(Material for this task Opens)
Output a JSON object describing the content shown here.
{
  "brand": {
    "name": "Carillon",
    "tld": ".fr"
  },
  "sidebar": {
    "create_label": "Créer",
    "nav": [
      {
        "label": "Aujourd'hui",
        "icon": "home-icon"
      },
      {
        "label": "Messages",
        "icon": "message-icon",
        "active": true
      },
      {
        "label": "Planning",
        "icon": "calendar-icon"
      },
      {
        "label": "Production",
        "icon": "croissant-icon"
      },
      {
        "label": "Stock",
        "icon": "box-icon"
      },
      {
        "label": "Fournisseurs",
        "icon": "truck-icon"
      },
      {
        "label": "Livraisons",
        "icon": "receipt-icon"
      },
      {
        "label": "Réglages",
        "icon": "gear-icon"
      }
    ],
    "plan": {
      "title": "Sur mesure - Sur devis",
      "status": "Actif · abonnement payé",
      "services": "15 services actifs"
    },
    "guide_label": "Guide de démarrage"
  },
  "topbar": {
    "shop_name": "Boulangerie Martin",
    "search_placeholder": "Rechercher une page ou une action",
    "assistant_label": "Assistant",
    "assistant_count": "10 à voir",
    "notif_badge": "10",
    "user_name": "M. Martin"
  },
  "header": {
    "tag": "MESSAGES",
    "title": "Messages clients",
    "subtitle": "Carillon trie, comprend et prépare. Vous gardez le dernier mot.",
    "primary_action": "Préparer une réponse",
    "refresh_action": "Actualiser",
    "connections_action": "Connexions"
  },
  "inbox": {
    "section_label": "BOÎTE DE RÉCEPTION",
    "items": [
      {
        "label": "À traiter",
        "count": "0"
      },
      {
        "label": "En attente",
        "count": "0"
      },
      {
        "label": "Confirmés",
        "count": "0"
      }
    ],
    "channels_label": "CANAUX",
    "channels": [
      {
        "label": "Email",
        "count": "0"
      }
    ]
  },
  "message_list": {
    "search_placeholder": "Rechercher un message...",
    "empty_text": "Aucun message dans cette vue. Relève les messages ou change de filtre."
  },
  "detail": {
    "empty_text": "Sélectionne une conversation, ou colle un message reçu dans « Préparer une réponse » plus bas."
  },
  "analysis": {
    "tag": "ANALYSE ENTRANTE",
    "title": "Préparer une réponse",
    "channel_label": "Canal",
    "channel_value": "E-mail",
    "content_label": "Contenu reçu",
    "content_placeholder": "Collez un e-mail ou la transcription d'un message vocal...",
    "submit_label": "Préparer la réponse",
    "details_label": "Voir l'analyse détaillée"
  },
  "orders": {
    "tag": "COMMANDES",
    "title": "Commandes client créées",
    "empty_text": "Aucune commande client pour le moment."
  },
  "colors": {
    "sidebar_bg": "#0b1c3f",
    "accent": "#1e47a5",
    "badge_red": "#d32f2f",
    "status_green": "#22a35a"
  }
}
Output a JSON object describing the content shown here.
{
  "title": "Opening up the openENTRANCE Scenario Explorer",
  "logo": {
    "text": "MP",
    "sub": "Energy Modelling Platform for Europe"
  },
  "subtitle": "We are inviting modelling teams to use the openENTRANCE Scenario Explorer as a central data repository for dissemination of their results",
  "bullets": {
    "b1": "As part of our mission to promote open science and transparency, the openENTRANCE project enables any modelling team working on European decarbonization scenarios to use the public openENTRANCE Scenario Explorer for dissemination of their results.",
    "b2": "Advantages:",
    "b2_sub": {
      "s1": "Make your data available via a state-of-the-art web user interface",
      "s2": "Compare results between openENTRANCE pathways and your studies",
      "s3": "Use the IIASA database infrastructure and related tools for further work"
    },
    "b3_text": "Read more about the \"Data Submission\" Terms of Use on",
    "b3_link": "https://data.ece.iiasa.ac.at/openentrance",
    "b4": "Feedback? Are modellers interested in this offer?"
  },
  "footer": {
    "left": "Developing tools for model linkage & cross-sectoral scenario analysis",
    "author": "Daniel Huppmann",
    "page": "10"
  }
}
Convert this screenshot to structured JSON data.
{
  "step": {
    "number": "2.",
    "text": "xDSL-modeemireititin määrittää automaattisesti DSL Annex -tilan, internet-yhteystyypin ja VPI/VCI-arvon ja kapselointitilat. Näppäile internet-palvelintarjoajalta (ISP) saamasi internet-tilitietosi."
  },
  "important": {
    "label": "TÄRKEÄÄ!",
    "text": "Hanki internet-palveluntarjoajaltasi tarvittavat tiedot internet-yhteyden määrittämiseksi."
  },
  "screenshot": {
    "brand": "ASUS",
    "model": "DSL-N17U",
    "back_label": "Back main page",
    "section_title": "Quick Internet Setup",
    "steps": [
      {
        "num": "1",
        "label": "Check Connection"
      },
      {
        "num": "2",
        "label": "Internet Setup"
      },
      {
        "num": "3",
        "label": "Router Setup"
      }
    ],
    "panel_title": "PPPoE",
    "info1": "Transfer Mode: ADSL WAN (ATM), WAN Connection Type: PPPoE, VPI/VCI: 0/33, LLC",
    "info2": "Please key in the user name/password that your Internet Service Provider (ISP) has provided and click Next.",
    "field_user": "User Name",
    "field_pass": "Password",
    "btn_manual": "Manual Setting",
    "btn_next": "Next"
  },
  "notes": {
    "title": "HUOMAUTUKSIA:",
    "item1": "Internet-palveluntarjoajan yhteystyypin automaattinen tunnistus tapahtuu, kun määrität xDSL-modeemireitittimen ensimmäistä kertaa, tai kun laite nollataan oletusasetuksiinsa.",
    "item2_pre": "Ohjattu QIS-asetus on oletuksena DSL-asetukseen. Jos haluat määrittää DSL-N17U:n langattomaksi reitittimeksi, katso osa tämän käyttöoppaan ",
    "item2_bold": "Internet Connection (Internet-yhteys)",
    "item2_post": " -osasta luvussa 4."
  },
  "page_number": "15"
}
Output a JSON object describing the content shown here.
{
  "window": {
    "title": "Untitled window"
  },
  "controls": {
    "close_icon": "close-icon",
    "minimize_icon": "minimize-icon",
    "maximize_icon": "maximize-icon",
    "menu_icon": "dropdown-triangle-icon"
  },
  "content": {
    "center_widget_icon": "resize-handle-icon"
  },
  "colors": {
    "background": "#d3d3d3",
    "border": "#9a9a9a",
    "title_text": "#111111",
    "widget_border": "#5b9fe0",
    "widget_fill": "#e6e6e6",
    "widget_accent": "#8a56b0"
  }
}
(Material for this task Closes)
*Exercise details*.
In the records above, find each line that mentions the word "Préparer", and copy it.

*Solution*.
    "primary_action": "Préparer une réponse",
    "empty_text": "Sélectionne une conversation, ou colle un message reçu dans « Préparer une réponse » plus bas."
    "title": "Préparer une réponse",
    "submit_label": "Préparer la réponse",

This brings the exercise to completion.